Leave out the pictures and print the rest of the entries exactly as they stand.

Records to process:
※

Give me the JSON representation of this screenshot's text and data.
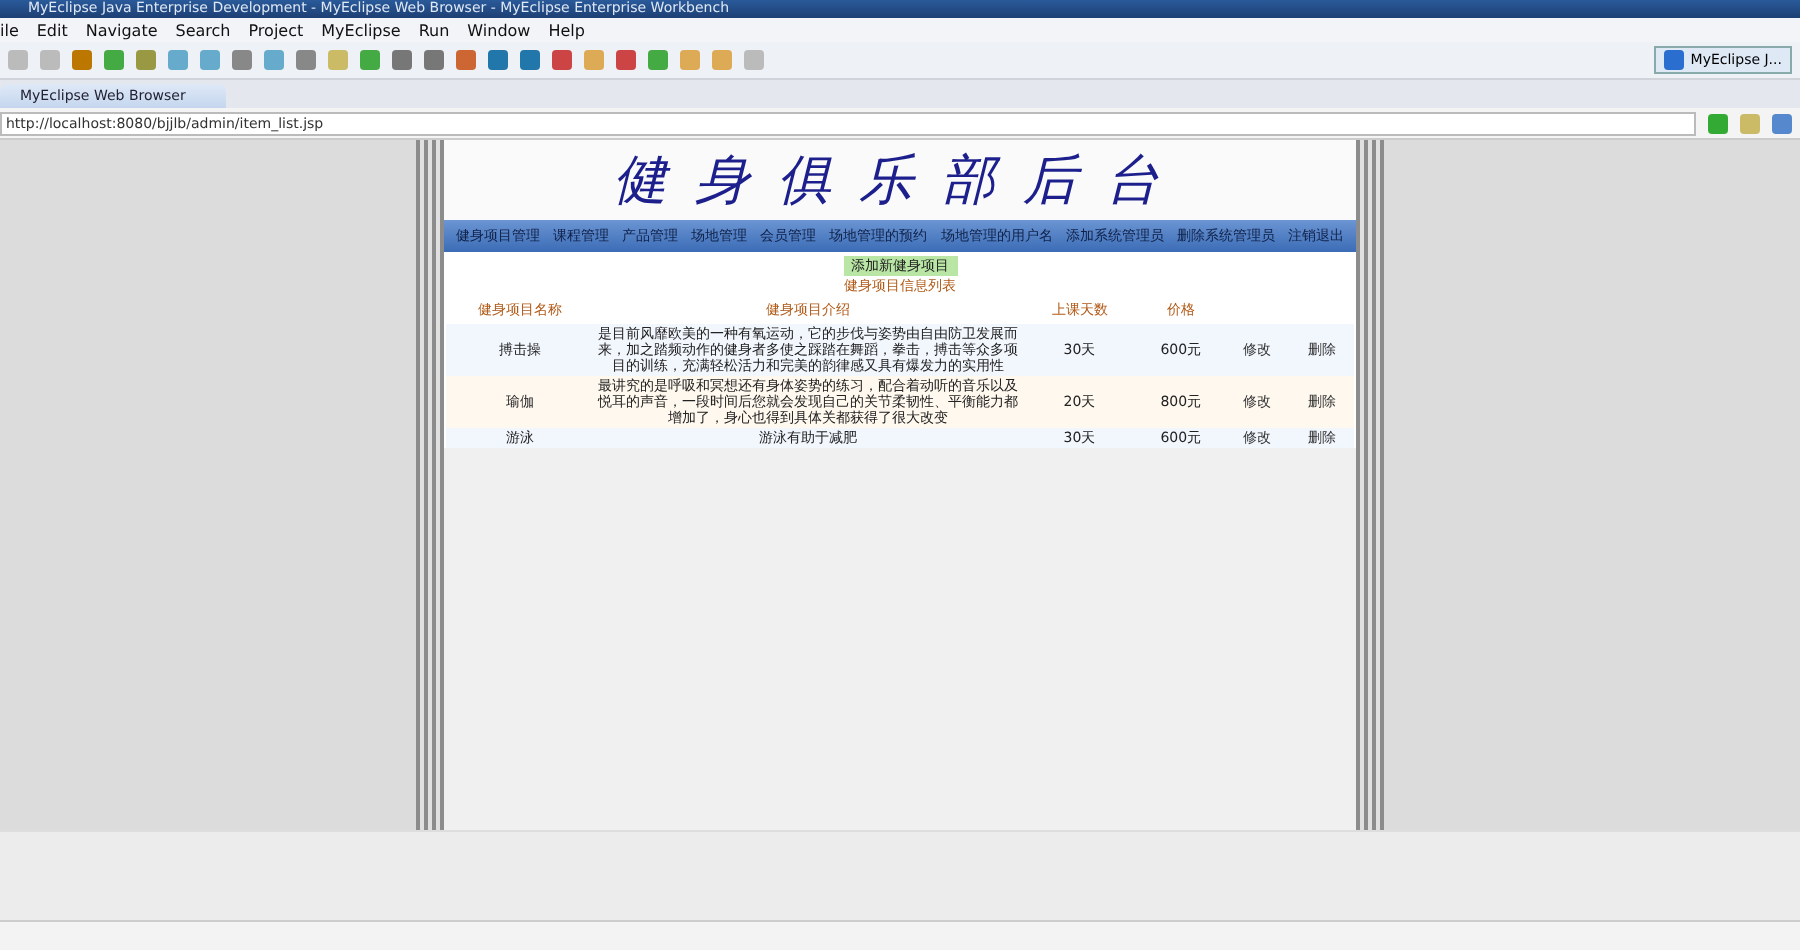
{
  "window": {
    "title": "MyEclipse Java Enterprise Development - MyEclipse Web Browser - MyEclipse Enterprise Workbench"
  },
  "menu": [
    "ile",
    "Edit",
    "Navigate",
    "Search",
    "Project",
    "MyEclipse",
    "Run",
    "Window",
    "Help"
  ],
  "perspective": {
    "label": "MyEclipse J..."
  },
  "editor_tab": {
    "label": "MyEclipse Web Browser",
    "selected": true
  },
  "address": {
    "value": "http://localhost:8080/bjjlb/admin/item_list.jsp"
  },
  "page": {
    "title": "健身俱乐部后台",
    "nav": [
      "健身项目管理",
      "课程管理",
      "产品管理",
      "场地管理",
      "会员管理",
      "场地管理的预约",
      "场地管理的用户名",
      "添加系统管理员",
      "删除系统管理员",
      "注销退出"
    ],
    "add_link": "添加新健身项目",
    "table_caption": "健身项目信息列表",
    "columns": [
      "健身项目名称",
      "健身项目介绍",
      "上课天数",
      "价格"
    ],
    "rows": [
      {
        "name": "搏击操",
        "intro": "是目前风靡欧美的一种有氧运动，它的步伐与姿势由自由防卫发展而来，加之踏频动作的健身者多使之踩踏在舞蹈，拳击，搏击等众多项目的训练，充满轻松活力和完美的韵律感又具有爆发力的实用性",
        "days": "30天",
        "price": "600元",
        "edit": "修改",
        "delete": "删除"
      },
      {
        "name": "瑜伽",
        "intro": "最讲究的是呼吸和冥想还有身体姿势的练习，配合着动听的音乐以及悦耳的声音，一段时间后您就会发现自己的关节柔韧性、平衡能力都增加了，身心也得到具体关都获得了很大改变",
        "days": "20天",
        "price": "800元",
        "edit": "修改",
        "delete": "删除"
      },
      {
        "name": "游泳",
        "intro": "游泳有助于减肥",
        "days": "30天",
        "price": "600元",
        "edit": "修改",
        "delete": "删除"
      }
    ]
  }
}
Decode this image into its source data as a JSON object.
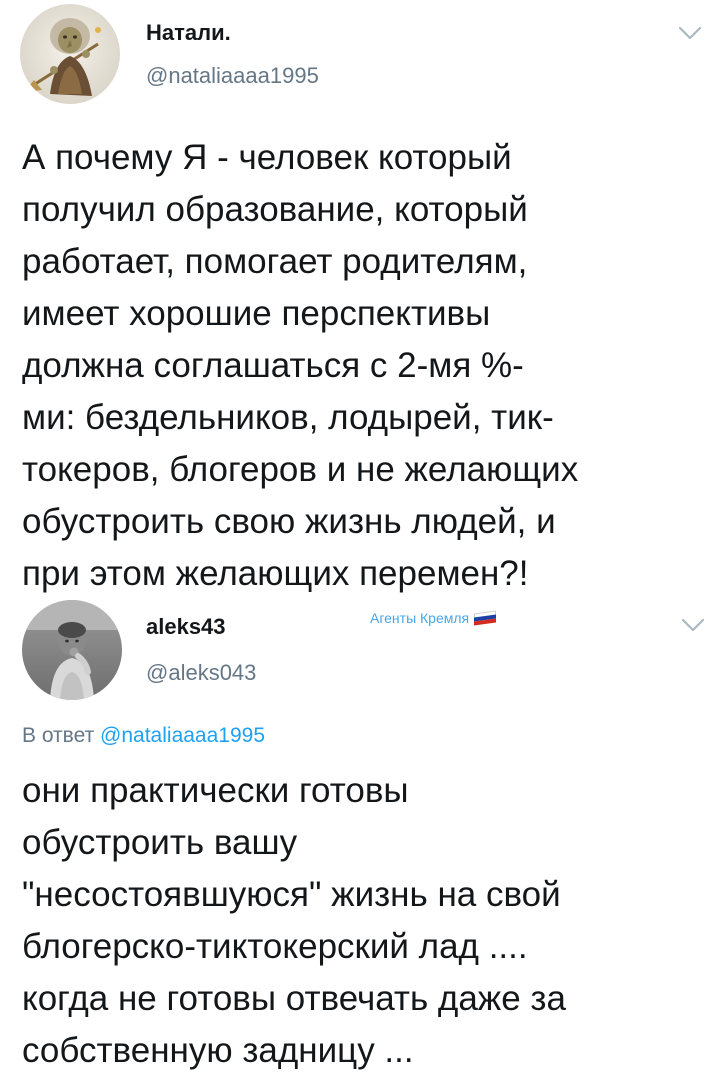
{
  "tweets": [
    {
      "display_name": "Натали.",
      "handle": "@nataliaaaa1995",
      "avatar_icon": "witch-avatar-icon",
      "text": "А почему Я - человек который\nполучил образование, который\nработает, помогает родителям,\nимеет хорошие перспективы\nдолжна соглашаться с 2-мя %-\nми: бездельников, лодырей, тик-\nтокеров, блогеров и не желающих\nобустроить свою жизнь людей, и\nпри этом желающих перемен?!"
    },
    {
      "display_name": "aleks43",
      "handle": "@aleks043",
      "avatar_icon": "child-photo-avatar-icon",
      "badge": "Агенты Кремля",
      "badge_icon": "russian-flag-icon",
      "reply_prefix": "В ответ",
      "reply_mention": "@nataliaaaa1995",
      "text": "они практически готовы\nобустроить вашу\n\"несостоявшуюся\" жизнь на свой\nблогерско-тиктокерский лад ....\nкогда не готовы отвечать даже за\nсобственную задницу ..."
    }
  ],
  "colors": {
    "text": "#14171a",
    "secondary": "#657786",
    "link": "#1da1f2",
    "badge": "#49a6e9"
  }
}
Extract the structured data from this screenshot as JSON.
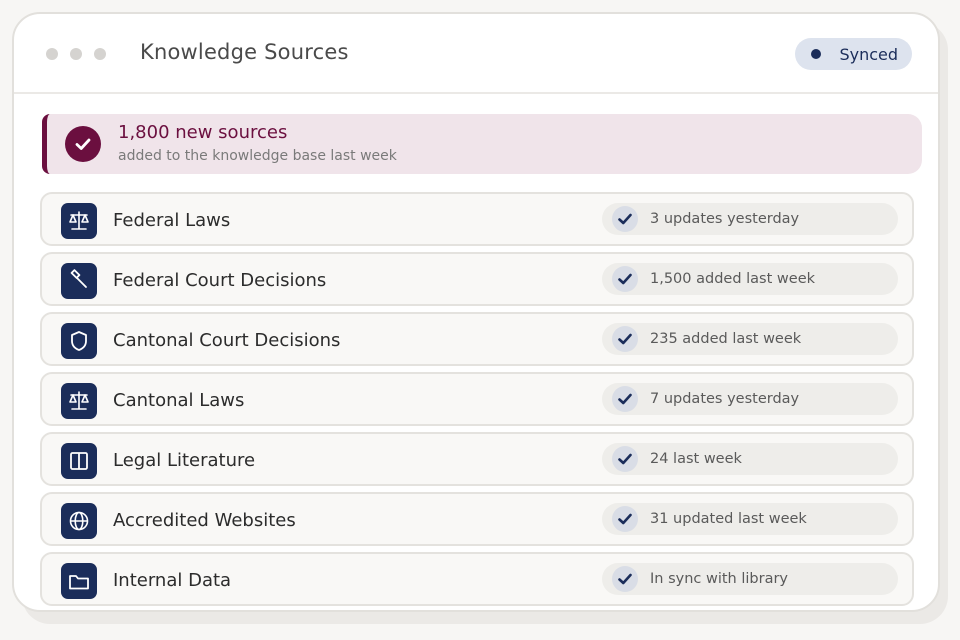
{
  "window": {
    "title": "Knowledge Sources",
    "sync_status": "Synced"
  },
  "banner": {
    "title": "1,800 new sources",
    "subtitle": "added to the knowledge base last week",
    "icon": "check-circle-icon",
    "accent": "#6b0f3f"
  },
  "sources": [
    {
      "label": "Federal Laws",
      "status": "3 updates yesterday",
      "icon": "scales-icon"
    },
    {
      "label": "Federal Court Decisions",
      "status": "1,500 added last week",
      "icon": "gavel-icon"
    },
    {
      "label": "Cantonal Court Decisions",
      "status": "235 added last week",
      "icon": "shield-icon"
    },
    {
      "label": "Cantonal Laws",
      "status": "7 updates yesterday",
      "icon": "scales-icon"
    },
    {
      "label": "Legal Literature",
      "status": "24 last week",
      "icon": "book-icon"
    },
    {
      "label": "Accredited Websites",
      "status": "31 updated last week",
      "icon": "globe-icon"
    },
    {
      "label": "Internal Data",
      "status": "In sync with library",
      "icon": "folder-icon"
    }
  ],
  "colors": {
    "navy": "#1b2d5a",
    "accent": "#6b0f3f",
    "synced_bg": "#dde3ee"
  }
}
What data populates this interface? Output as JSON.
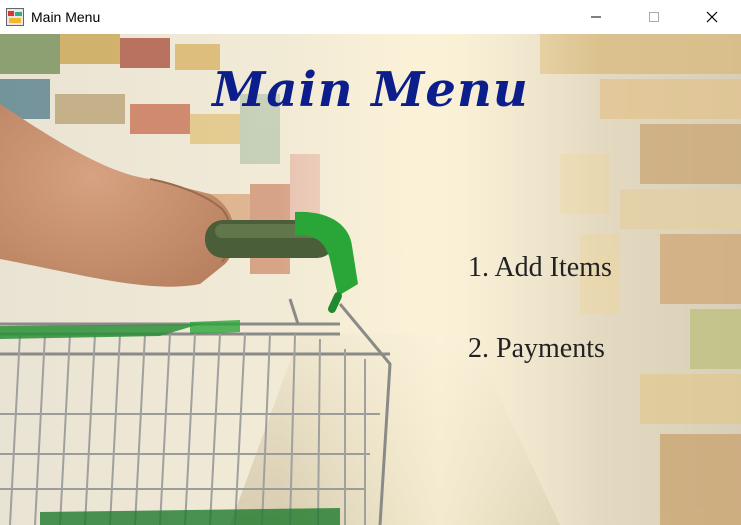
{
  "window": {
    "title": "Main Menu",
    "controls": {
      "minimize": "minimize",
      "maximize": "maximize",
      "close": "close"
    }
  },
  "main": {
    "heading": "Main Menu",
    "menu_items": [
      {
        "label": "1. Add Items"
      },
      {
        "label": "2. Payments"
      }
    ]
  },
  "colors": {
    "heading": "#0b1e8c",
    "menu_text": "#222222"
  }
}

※

Exercise output:
Give me the JSON representation of this screenshot's text and data.
{
  "window": {
    "title": "MyEclipse Java Enterprise Development - MyEclipse Web Browser - MyEclipse Enterprise Workbench"
  },
  "menu": [
    "ile",
    "Edit",
    "Navigate",
    "Search",
    "Project",
    "MyEclipse",
    "Run",
    "Window",
    "Help"
  ],
  "perspective": {
    "label": "MyEclipse J..."
  },
  "editor_tab": {
    "label": "MyEclipse Web Browser",
    "selected": true
  },
  "address": {
    "value": "http://localhost:8080/bjjlb/admin/item_list.jsp"
  },
  "page": {
    "title": "健身俱乐部后台",
    "nav": [
      "健身项目管理",
      "课程管理",
      "产品管理",
      "场地管理",
      "会员管理",
      "场地管理的预约",
      "场地管理的用户名",
      "添加系统管理员",
      "删除系统管理员",
      "注销退出"
    ],
    "add_link": "添加新健身项目",
    "table_caption": "健身项目信息列表",
    "columns": [
      "健身项目名称",
      "健身项目介绍",
      "上课天数",
      "价格"
    ],
    "rows": [
      {
        "name": "搏击操",
        "intro": "是目前风靡欧美的一种有氧运动，它的步伐与姿势由自由防卫发展而来，加之踏频动作的健身者多使之踩踏在舞蹈，拳击，搏击等众多项目的训练，充满轻松活力和完美的韵律感又具有爆发力的实用性",
        "days": "30天",
        "price": "600元",
        "edit": "修改",
        "delete": "删除"
      },
      {
        "name": "瑜伽",
        "intro": "最讲究的是呼吸和冥想还有身体姿势的练习，配合着动听的音乐以及悦耳的声音，一段时间后您就会发现自己的关节柔韧性、平衡能力都增加了，身心也得到具体关都获得了很大改变",
        "days": "20天",
        "price": "800元",
        "edit": "修改",
        "delete": "删除"
      },
      {
        "name": "游泳",
        "intro": "游泳有助于减肥",
        "days": "30天",
        "price": "600元",
        "edit": "修改",
        "delete": "删除"
      }
    ]
  }
}
Decode this image into its source data as a JSON object.
{
  "tweets": [
    {
      "display_name": "Натали.",
      "handle": "@nataliaaaa1995",
      "avatar_icon": "witch-avatar-icon",
      "text": "А почему Я - человек который\nполучил образование, который\nработает, помогает родителям,\nимеет хорошие перспективы\nдолжна соглашаться с 2-мя %-\nми: бездельников, лодырей, тик-\nтокеров, блогеров и не желающих\nобустроить свою жизнь людей, и\nпри этом желающих перемен?!"
    },
    {
      "display_name": "aleks43",
      "handle": "@aleks043",
      "avatar_icon": "child-photo-avatar-icon",
      "badge": "Агенты Кремля",
      "badge_icon": "russian-flag-icon",
      "reply_prefix": "В ответ",
      "reply_mention": "@nataliaaaa1995",
      "text": "они практически готовы\nобустроить вашу\n\"несостоявшуюся\" жизнь на свой\nблогерско-тиктокерский лад ....\nкогда не готовы отвечать даже за\nсобственную задницу ..."
    }
  ],
  "colors": {
    "text": "#14171a",
    "secondary": "#657786",
    "link": "#1da1f2",
    "badge": "#49a6e9"
  }
}
Extract the structured data from this screenshot as JSON.
{
  "window": {
    "title": "Knowledge Sources",
    "sync_status": "Synced"
  },
  "banner": {
    "title": "1,800 new sources",
    "subtitle": "added to the knowledge base last week",
    "icon": "check-circle-icon",
    "accent": "#6b0f3f"
  },
  "sources": [
    {
      "label": "Federal Laws",
      "status": "3 updates yesterday",
      "icon": "scales-icon"
    },
    {
      "label": "Federal Court Decisions",
      "status": "1,500 added last week",
      "icon": "gavel-icon"
    },
    {
      "label": "Cantonal Court Decisions",
      "status": "235 added last week",
      "icon": "shield-icon"
    },
    {
      "label": "Cantonal Laws",
      "status": "7 updates yesterday",
      "icon": "scales-icon"
    },
    {
      "label": "Legal Literature",
      "status": "24 last week",
      "icon": "book-icon"
    },
    {
      "label": "Accredited Websites",
      "status": "31 updated last week",
      "icon": "globe-icon"
    },
    {
      "label": "Internal Data",
      "status": "In sync with library",
      "icon": "folder-icon"
    }
  ],
  "colors": {
    "navy": "#1b2d5a",
    "accent": "#6b0f3f",
    "synced_bg": "#dde3ee"
  }
}
What data populates this interface? Output as JSON.
{
  "window": {
    "title": "Main Menu",
    "controls": {
      "minimize": "minimize",
      "maximize": "maximize",
      "close": "close"
    }
  },
  "main": {
    "heading": "Main Menu",
    "menu_items": [
      {
        "label": "1. Add Items"
      },
      {
        "label": "2. Payments"
      }
    ]
  },
  "colors": {
    "heading": "#0b1e8c",
    "menu_text": "#222222"
  }
}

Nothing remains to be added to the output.